Senate and House conferees agreed and voted on a comprehensive housing measure that supporters say “takes a momentous step forward” in addressing Hawai‘i’s affordable rental housing crisis.
House Bill 2748 HD2 SD2 CD1 provides a total of $570 million which will generate more than 25,000 affordable units by the year 2030. This will fulfill the goal of 22,500 affordable rental housing units set by the Legislature in 2016 via Act 127, Session Laws of Hawaiʻi 2016.
House Housing Chair Representative Tom Brower (Waikīkī, Ala Moana) called the appropriation “the largest made by the legislature,” and says it “demonstrates a relentless commitment to providing innovative solutions to meet the state’s long-term housing demands.”
The measure supports development of affordable rental housing for a wide range of households spanning low income families to those making up to 140% of the area median income.
“In addition to low income households, this measure targets Hawaiʻi’s middle-class families,” said Senate Housing Committee Chair Senator Will Espero (‘Ewa Beach, Ocean Pointe, ‘Ewa by Gentry, Iroquois Point, portion of ‘Ewa Villages). “These are working families who are not wealthy enough to afford a home in our expensive housing market, but do not qualify for public housing assistance. We must support them by providing an affordable option for housing while they save for a home of their own.”
House Bill 2748 HD2 SD2 CD1 contains four parts:
1. Appropriates $200 million into the Rental Housing Trust Fund to generate approximately 1,600 affordable rental housing units for families at or below 80% AMI.
The Rental Housing Revolving Fund (RHRF) provides equity gap low-interest loans or grants to qualified owners and developers for the development, pre-development, construction, acquisition or preservation of affordable rental housing. Preference is given to projects that meet certain statutory criteria. Included is a preference for projects that provide at least 5% of the total number of units for persons and families with incomes at or below 30% of the median family income. Another preference is for projects that provide the maximum number of units for persons or families with incomes at or below 80% of the median family income.
At the end of Fiscal Year 2017, the RHRF had a balance of $156 million. This appropriation will more than double its corpus to assist low income families and individuals, including the homeless and special needs groups, in obtaining affordable rental housing.
2. Expands the general excise tax exemption for construction of approximately 24,000 affordable rental units for families at or below 140% AMI.
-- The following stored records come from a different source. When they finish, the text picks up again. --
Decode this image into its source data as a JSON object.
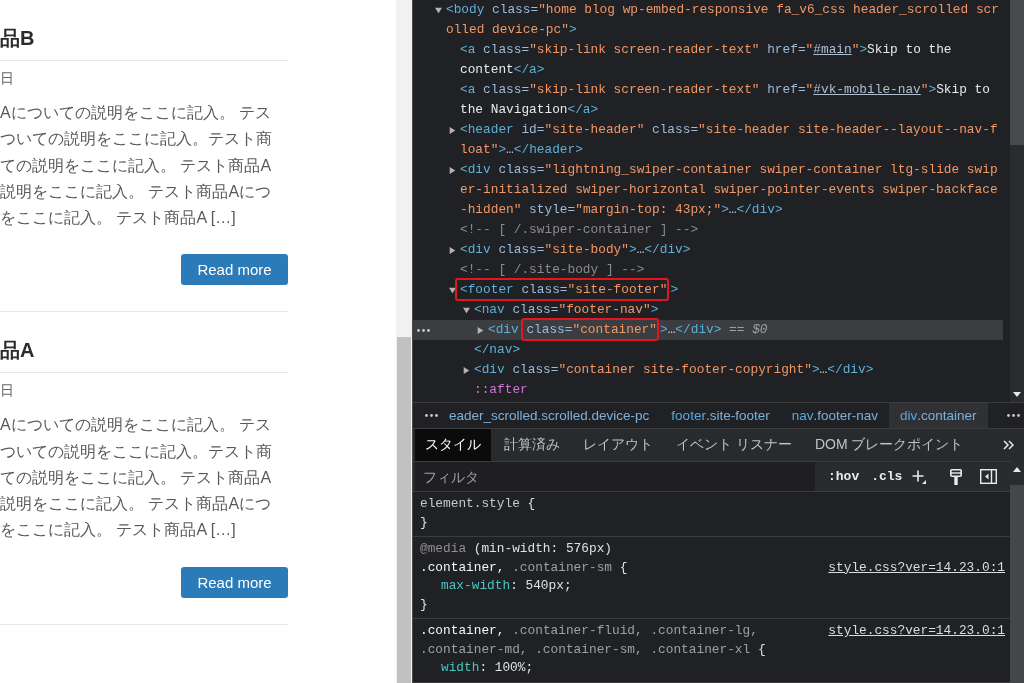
{
  "page": {
    "posts": [
      {
        "title": "品B",
        "date": "日",
        "excerpt_lines": [
          "Aについての説明をここに記入。 テス",
          "ついての説明をここに記入。テスト商",
          "ての説明をここに記入。 テスト商品A",
          "説明をここに記入。 テスト商品Aにつ",
          "をここに記入。 テスト商品A […]"
        ],
        "button": "Read more"
      },
      {
        "title": "品A",
        "date": "日",
        "excerpt_lines": [
          "Aについての説明をここに記入。 テス",
          "ついての説明をここに記入。テスト商",
          "ての説明をここに記入。 テスト商品A",
          "説明をここに記入。 テスト商品Aにつ",
          "をここに記入。 テスト商品A […]"
        ],
        "button": "Read more"
      }
    ]
  },
  "elements_tree": {
    "nodes": [
      {
        "kind": "element",
        "expanded": true,
        "selected": false,
        "tokens": [
          {
            "kind": "tag",
            "text": "<body"
          },
          {
            "kind": "attr",
            "text": " class="
          },
          {
            "kind": "value",
            "text": "\"home blog wp-embed-responsive fa_v6_css header_scrolled scrolled device-pc\""
          },
          {
            "kind": "tag",
            "text": ">"
          }
        ],
        "children": [
          {
            "kind": "leaf",
            "selected": false,
            "tokens": [
              {
                "kind": "tag",
                "text": "<a"
              },
              {
                "kind": "attr",
                "text": " class="
              },
              {
                "kind": "value",
                "text": "\"skip-link screen-reader-text\""
              },
              {
                "kind": "attr",
                "text": " href="
              },
              {
                "kind": "value",
                "text": "\""
              },
              {
                "kind": "link",
                "text": "#main"
              },
              {
                "kind": "value",
                "text": "\""
              },
              {
                "kind": "tag",
                "text": ">"
              },
              {
                "kind": "text",
                "text": "Skip to the content"
              },
              {
                "kind": "tag",
                "text": "</a>"
              }
            ]
          },
          {
            "kind": "leaf",
            "selected": false,
            "tokens": [
              {
                "kind": "tag",
                "text": "<a"
              },
              {
                "kind": "attr",
                "text": " class="
              },
              {
                "kind": "value",
                "text": "\"skip-link screen-reader-text\""
              },
              {
                "kind": "attr",
                "text": " href="
              },
              {
                "kind": "value",
                "text": "\""
              },
              {
                "kind": "link",
                "text": "#vk-mobile-nav"
              },
              {
                "kind": "value",
                "text": "\""
              },
              {
                "kind": "tag",
                "text": ">"
              },
              {
                "kind": "text",
                "text": "Skip to the Navigation"
              },
              {
                "kind": "tag",
                "text": "</a>"
              }
            ]
          },
          {
            "kind": "element",
            "expanded": false,
            "selected": false,
            "tokens": [
              {
                "kind": "tag",
                "text": "<header"
              },
              {
                "kind": "attr",
                "text": " id="
              },
              {
                "kind": "value",
                "text": "\"site-header\""
              },
              {
                "kind": "attr",
                "text": " class="
              },
              {
                "kind": "value",
                "text": "\"site-header site-header--layout--nav-float\""
              },
              {
                "kind": "tag",
                "text": ">"
              },
              {
                "kind": "ellipsis",
                "text": "…"
              },
              {
                "kind": "tag",
                "text": "</header>"
              }
            ]
          },
          {
            "kind": "element",
            "expanded": false,
            "selected": false,
            "tokens": [
              {
                "kind": "tag",
                "text": "<div"
              },
              {
                "kind": "attr",
                "text": " class="
              },
              {
                "kind": "value",
                "text": "\"lightning_swiper-container swiper-container ltg-slide swiper-initialized swiper-horizontal swiper-pointer-events swiper-backface-hidden\""
              },
              {
                "kind": "attr",
                "text": " style="
              },
              {
                "kind": "value",
                "text": "\"margin-top: 43px;\""
              },
              {
                "kind": "tag",
                "text": ">"
              },
              {
                "kind": "ellipsis",
                "text": "…"
              },
              {
                "kind": "tag",
                "text": "</div>"
              }
            ]
          },
          {
            "kind": "leaf",
            "selected": false,
            "tokens": [
              {
                "kind": "comment",
                "text": "<!-- [ /.swiper-container ] -->"
              }
            ]
          },
          {
            "kind": "element",
            "expanded": false,
            "selected": false,
            "tokens": [
              {
                "kind": "tag",
                "text": "<div"
              },
              {
                "kind": "attr",
                "text": " class="
              },
              {
                "kind": "value",
                "text": "\"site-body\""
              },
              {
                "kind": "tag",
                "text": ">"
              },
              {
                "kind": "ellipsis",
                "text": "…"
              },
              {
                "kind": "tag",
                "text": "</div>"
              }
            ]
          },
          {
            "kind": "leaf",
            "selected": false,
            "tokens": [
              {
                "kind": "comment",
                "text": "<!-- [ /.site-body ] -->"
              }
            ]
          },
          {
            "kind": "element",
            "expanded": true,
            "selected": false,
            "tokens": [
              {
                "kind": "box",
                "tokens": [
                  {
                    "kind": "tag",
                    "text": "<footer"
                  },
                  {
                    "kind": "attr",
                    "text": " class="
                  },
                  {
                    "kind": "value",
                    "text": "\"site-footer\""
                  }
                ]
              },
              {
                "kind": "tag",
                "text": ">"
              }
            ],
            "children": [
              {
                "kind": "element",
                "expanded": true,
                "selected": false,
                "tokens": [
                  {
                    "kind": "tag",
                    "text": "<nav"
                  },
                  {
                    "kind": "attr",
                    "text": " class="
                  },
                  {
                    "kind": "value",
                    "text": "\"footer-nav\""
                  },
                  {
                    "kind": "tag",
                    "text": ">"
                  }
                ],
                "children": [
                  {
                    "kind": "element",
                    "expanded": false,
                    "selected": true,
                    "tokens": [
                      {
                        "kind": "tag",
                        "text": "<div "
                      },
                      {
                        "kind": "box",
                        "tokens": [
                          {
                            "kind": "attr",
                            "text": "class="
                          },
                          {
                            "kind": "value",
                            "text": "\"container\""
                          }
                        ]
                      },
                      {
                        "kind": "tag",
                        "text": ">"
                      },
                      {
                        "kind": "ellipsis",
                        "text": "…"
                      },
                      {
                        "kind": "tag",
                        "text": "</div>"
                      },
                      {
                        "kind": "hint",
                        "text": " == $0"
                      }
                    ]
                  }
                ],
                "closing_tokens": [
                  {
                    "kind": "tag",
                    "text": "</nav>"
                  }
                ]
              },
              {
                "kind": "element",
                "expanded": false,
                "selected": false,
                "tokens": [
                  {
                    "kind": "tag",
                    "text": "<div"
                  },
                  {
                    "kind": "attr",
                    "text": " class="
                  },
                  {
                    "kind": "value",
                    "text": "\"container site-footer-copyright\""
                  },
                  {
                    "kind": "tag",
                    "text": ">"
                  },
                  {
                    "kind": "ellipsis",
                    "text": "…"
                  },
                  {
                    "kind": "tag",
                    "text": "</div>"
                  }
                ]
              },
              {
                "kind": "leaf",
                "selected": false,
                "tokens": [
                  {
                    "kind": "pseudo",
                    "text": "::after"
                  }
                ]
              }
            ]
          }
        ]
      }
    ]
  },
  "breadcrumbs": {
    "items": [
      {
        "classes": "eader_scrolled.scrolled.device-pc",
        "selected": false
      },
      {
        "tag": "footer",
        "classes": ".site-footer",
        "selected": false
      },
      {
        "tag": "nav",
        "classes": ".footer-nav",
        "selected": false
      },
      {
        "tag": "div",
        "classes": ".container",
        "selected": true
      }
    ]
  },
  "styles_tabs": {
    "tabs": [
      {
        "label": "スタイル",
        "selected": true
      },
      {
        "label": "計算済み",
        "selected": false
      },
      {
        "label": "レイアウト",
        "selected": false
      },
      {
        "label": "イベント リスナー",
        "selected": false
      },
      {
        "label": "DOM ブレークポイント",
        "selected": false
      }
    ]
  },
  "styles_toolbar": {
    "filter": {
      "placeholder": "フィルタ"
    },
    "buttons": [
      {
        "kind": "text",
        "label": ":hov"
      },
      {
        "kind": "text",
        "label": ".cls"
      },
      {
        "kind": "plus"
      },
      {
        "kind": "brush"
      },
      {
        "kind": "sidebar"
      }
    ]
  },
  "styles": {
    "rules": [
      {
        "lines": [
          {
            "kind": "selector",
            "tokens": [
              {
                "kind": "inline",
                "text": "element.style"
              },
              {
                "kind": "plain",
                "text": " {"
              }
            ]
          },
          {
            "kind": "close",
            "tokens": [
              {
                "kind": "plain",
                "text": "}"
              }
            ]
          }
        ]
      },
      {
        "source": "style.css?ver=14.23.0:1",
        "lines": [
          {
            "kind": "media",
            "tokens": [
              {
                "kind": "at",
                "text": "@media"
              },
              {
                "kind": "plain",
                "text": " (min-width: 576px)"
              }
            ]
          },
          {
            "kind": "selector",
            "tokens": [
              {
                "kind": "selector",
                "text": ".container,"
              },
              {
                "kind": "unmatched",
                "text": " .container-sm"
              },
              {
                "kind": "plain",
                "text": " {"
              }
            ]
          },
          {
            "kind": "declaration",
            "tokens": [
              {
                "kind": "property",
                "text": "max-width"
              },
              {
                "kind": "plain",
                "text": ": 540px;"
              }
            ]
          },
          {
            "kind": "close",
            "tokens": [
              {
                "kind": "plain",
                "text": "}"
              }
            ]
          }
        ]
      },
      {
        "source": "style.css?ver=14.23.0:1",
        "lines": [
          {
            "kind": "selector",
            "tokens": [
              {
                "kind": "selector",
                "text": ".container,"
              },
              {
                "kind": "unmatched",
                "text": " .container-fluid, .container-lg, .container-md, .container-sm, .container-xl"
              },
              {
                "kind": "plain",
                "text": " {"
              }
            ]
          },
          {
            "kind": "declaration",
            "tokens": [
              {
                "kind": "property",
                "text": "width"
              },
              {
                "kind": "plain",
                "text": ": 100%;"
              }
            ]
          }
        ]
      }
    ]
  }
}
The measure increases the general excise tax exemption for the construction of affordable rental units for households at or below 140% AMI, with at least 20% of those units available for households at or below 80% of the AMI. The exemption will increase from $7 million (the exemption amount enacted in 2017) to $30 million per year and will be extended from the year 2022 to 2030. The total value of this expanded general excise tax exemption amounts to $360 million over 12 years.
This exemption is expected to result in the construction of approximately 24,000 affordable rental units.
3. Appropriates $10 million into the Dwelling Unit Revolving Fund
DURF was established pursuant to Act 105, Session Laws of Hawaii 1970, which authorized the issuance of $125 million in general obligation bonds to carry out the purposes of the Housing Development Program. Funds may be used for the acquisition of real property; development and construction of residential, commercial and industrial properties; interim and permanent loans to developers; and any and all things necessary to carry out the purposes of the Housing Development Program, including administrative expenses.
DURF provides interim construction financing of affordable housing projects. This appropriation will increase its corpus by 10%.
4. Appropriates $50,000 to prepare an assessment of housing needs for persons with low or no income, such as the disabled and functionally challenged populations.
This appropriation commissions the Hawaii Housing Finance and Development Corporation to determine the number of persons with special needs in Hawaii, identify the supportive services they may require and inventory the providers of supportive services statewide.
“Former State Senator the Rev. Bob Nakata deserves the credit for today’s bill,” said House Finance Chair Rep. Sylvia Luke, (Makiki, Punchbowl, Nu‘uanu, Dowset Highlands, Pacific Heights, Pauoa). “He has said that the Legislature needs to provide funding to create 22,000 units. This bill goes beyond that.”
“Our affordable housing crisis demands we take tangible, meaningful action. With this measure, we are responding to the needs of our community – our families, children and low-income individuals – and providing long-term solutions that are feasible within the context of our state financial plan,” said Senate Ways and Means Chair Senator Donovan Dela Cruz (Mililani Mauka, Waipi‘o Acres, Wheeler, Wahiawa, Whitmore Village, portion of Poamoho).
The bill now moves to the full House and Senate for a final reading vote.